Parsec.1 endpoint

WARNING: Work-In-Progress information provided for early access; all information on Parsec is subject to change! Please refer to a stable part of the specification: Parsec.1 specifications.

This endpoint, situated behind parsec.HALO entry point, allows bidirectional and asynchronous command executions between client (party that had established the connection) and server (party that is serving incoming connections). The root parsec.1 endpoint has predefined and limited set of commands that allow to register, discover, document, and access higher-level applicaion services.


As stated above, the parsec.1 functions after parsec.HALO layer which already provides secure channel with both ends authentication. The call/answer layer is implemented using FARCALL protocol in configuration capable of safely continue dropped session, which means silently ignoring "old" serials and not paying attention to possible gaps in the numbering.

General considerations and requirements

  1. The protocol is command-based, with async response, e.g. it is possible to execute several commands in parallel and get response in any order. Bot sides, server AND client, can issue commands. Neither of them should block and become irresponsible while waiting for the answer.

  2. The command based protocol uses FARCALL transport over parsec.halo transport.

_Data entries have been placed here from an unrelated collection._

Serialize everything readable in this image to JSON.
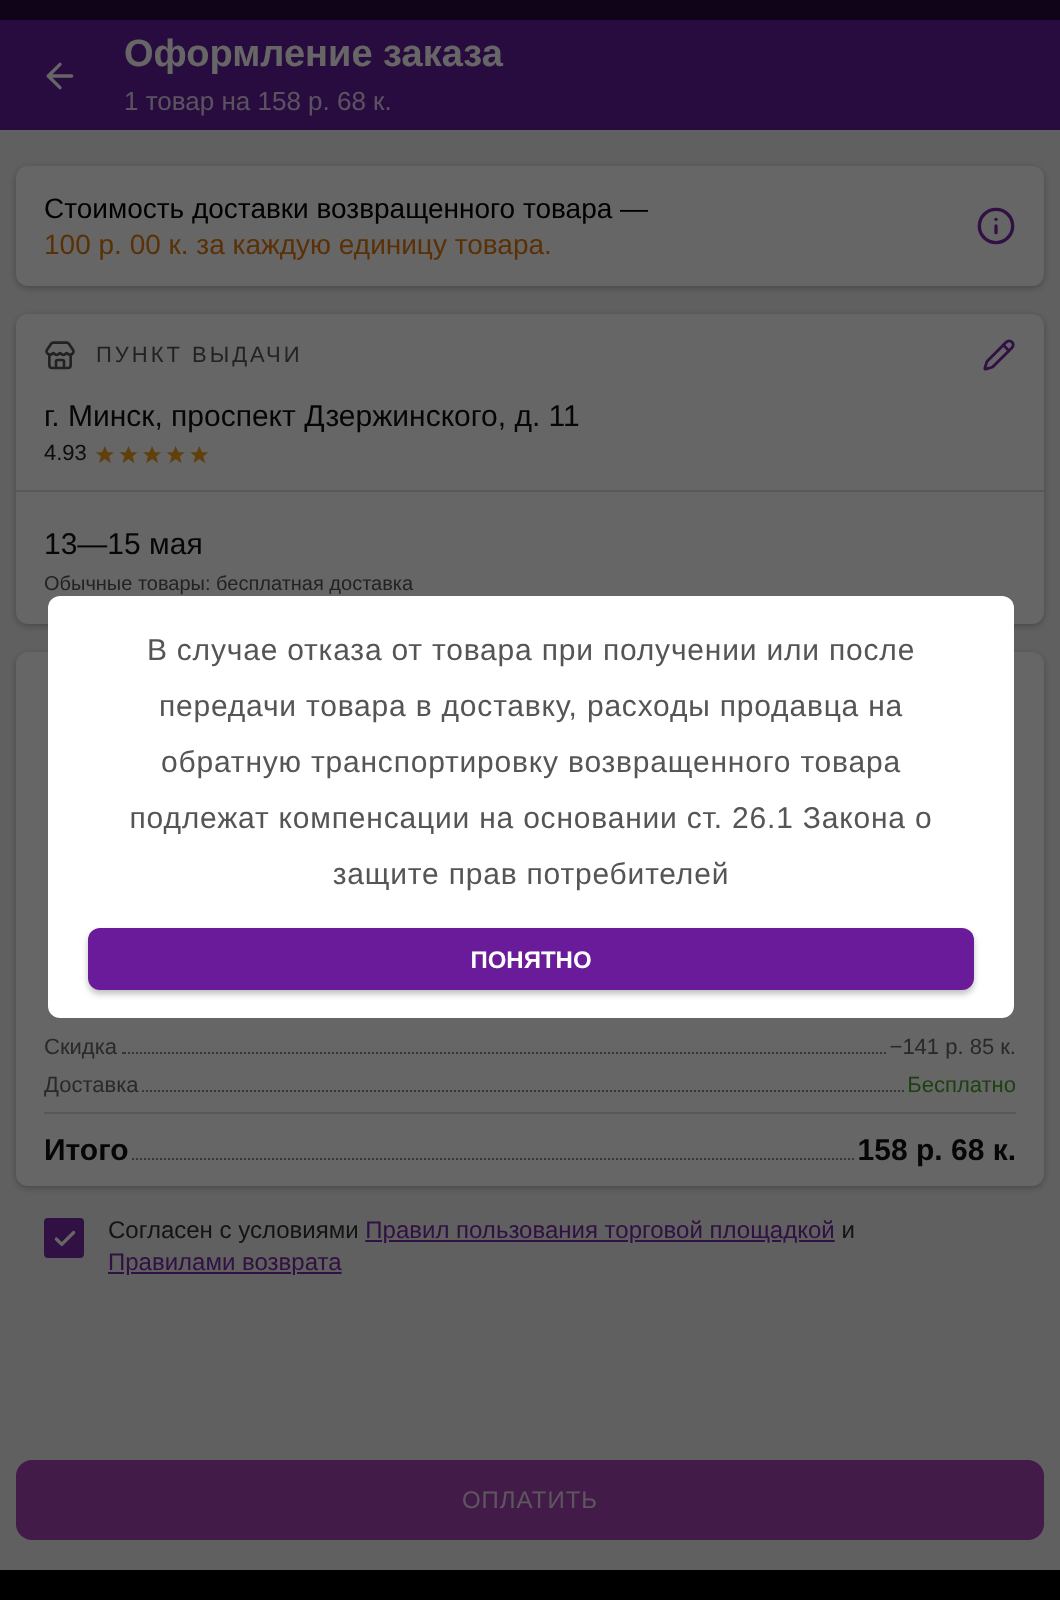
{
  "header": {
    "title": "Оформление заказа",
    "subtitle": "1 товар на 158 р. 68 к."
  },
  "notice": {
    "text": "Стоимость доставки возвращенного товара —",
    "highlight": "100 р. 00 к. за каждую единицу товара."
  },
  "pickup": {
    "heading": "ПУНКТ ВЫДАЧИ",
    "address": "г. Минск, проспект Дзержинского, д. 11",
    "rating": "4.93",
    "stars": 5,
    "dates": "13—15 мая",
    "note": "Обычные товары: бесплатная доставка"
  },
  "summary": {
    "rows": [
      {
        "label": "Скидка",
        "value": "−141 р. 85 к.",
        "kind": "plain"
      },
      {
        "label": "Доставка",
        "value": "Бесплатно",
        "kind": "free"
      }
    ],
    "total": {
      "label": "Итого",
      "value": "158 р. 68 к."
    }
  },
  "agreement": {
    "checked": true,
    "parts": [
      {
        "kind": "text",
        "text": "Согласен с условиями "
      },
      {
        "kind": "link",
        "text": "Правил пользования торговой площадкой"
      },
      {
        "kind": "text",
        "text": " и "
      },
      {
        "kind": "link",
        "text": "Правилами возврата"
      }
    ]
  },
  "pay_button": "ОПЛАТИТЬ",
  "dialog": {
    "message": "В случае отказа от товара при получении или после передачи товара в доставку, расходы продавца на обратную транспортировку возвращенного товара подлежат компенсации на основании ст. 26.1 Закона о защите прав потребителей",
    "button": "ПОНЯТНО"
  }
}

  3. The commands at this level belong to some parsec layer, discussed below, and should not be directly updated and extended be the consumer, instead, consumer add specific content to the desired layer.

  4. Commands use named arguments. Returned value is always hash, possibly empty.

  5. Grave errors should be reported as FARCALL exceptions, and cause raising/throwing exception on the caller side, at the extend provided by the language. Lesser errors should be provided with return value. For example, we consider never use { status: 'OK'} - like answers - this is exactly where the farcall exception should be used. To select where to use exceptions it is useful to answer the question - whether the situation occur frequent and is rather variant of normal execution. If it is frequent or does not clearly requires interruption of the calling process, use returned value. Otherwise, use exception.

  6. Most often, commands come from the client. Unless specified else, the command being documented is called by the client.

Command layers

The main endpoint is the entry point that serves all sort of requests, including service commands layer, application API commands, content manipulation commands and so on. Commands in the layer share the same prefix, for example, session, service, etc. Command prefixes upt to the first dot characters actually are layers and can not be changed, used, extended by protocol users. Any changes to that are reserved to PARSEC developers and standards committee.

Let's discuss some simple layers that ma be found in early parsec implementations.

session support layer

Used to maintain session live and early detect connection problems. Int=3) -> {}

client issues pings that server should answer (let farcall will do the rest) to check that the connection is alive. The expected_period_seconds is the time in seconds between client ping attempts. Before first ping, server assumes it as 3 seconds.

If the server does not receive ping in two consequent periods, it should consider connection lost, close the transport and marks session as awaiting reconnection. If the session is not reconnected for some period of time (it is upt to server to consider it) the session can and should be destroyed.

If the client does not receives answer to the ping command, it should consider connection being lost and should repeatedly try to re-establish it.

API layer

Web content layer

This is legacy layer used to transparently connect the http application server using parsec as the proxy.

web.access(method: String="get", path, params: {}, headers: {})
    -> { content_type: String="text/html", content: Any, headers: {} }

The legacy compatibility server software may consider map it it to html.get

New html content layer

This method replaces all the Zoo of http methods as it is equally good to get pages, post form data, post binary files and so on. In conjunction with data params (which are much more effective than application/json and form-multipart) and returned data (that is much more powerful replacement to response headers) it just do all the job.

html.get(path, params: {}, cache_tag: String=null) -> { html: String, data: {}, cache_tag: String }

Note about caching. If the resource provide cachetag, the client can send it back. If the server has the cachetag in a call, and somehow know that the result should be the same, it returns empty answer {} which means nothing has been changed and client should use cached value. It is up to the server how to define and use cache tag.

API layer

The main difference from the html content layer is discovery/documentation features that let API integration be more easy and effective. And, as always with parsec, API commands are binary-encoded, e.g. effective with multimedia parameters, encrypted with both end authenticated, duplex by nature (allowing pushes and symmetric async interfaces, also heavy loaded), all i is out of the box. String, params: {}) -> { ... }

calls the api endpoint with any params and return whatever data as hash (as always in parsec)"/") -> { api_endpoints: [
    { path: String, description: String },
    // ....

list all endpoints available at some path with short description block. Full documentation is retrieved separately:, format: String = 'markdown', cachetag: String=null) -> { markdown: String, cachetag: String=null }

Get full docs to some specific endpoint. The cache_tag meaning and usage is exactly same as for afore described html.get

Note about the format

As for now the preferred and required docs format is markdown as returning plain html causes many problems with sanitizing it and also requires a html styling standard be developed and followed.

Content and CORS

This requires investigation. As we do not use any insecure/untrusted mechanisms like cookies in the sessions, it may happen we need not special CORS restrictions. In the case parsec-capable browsers will need it, we wil reconsider its implementation.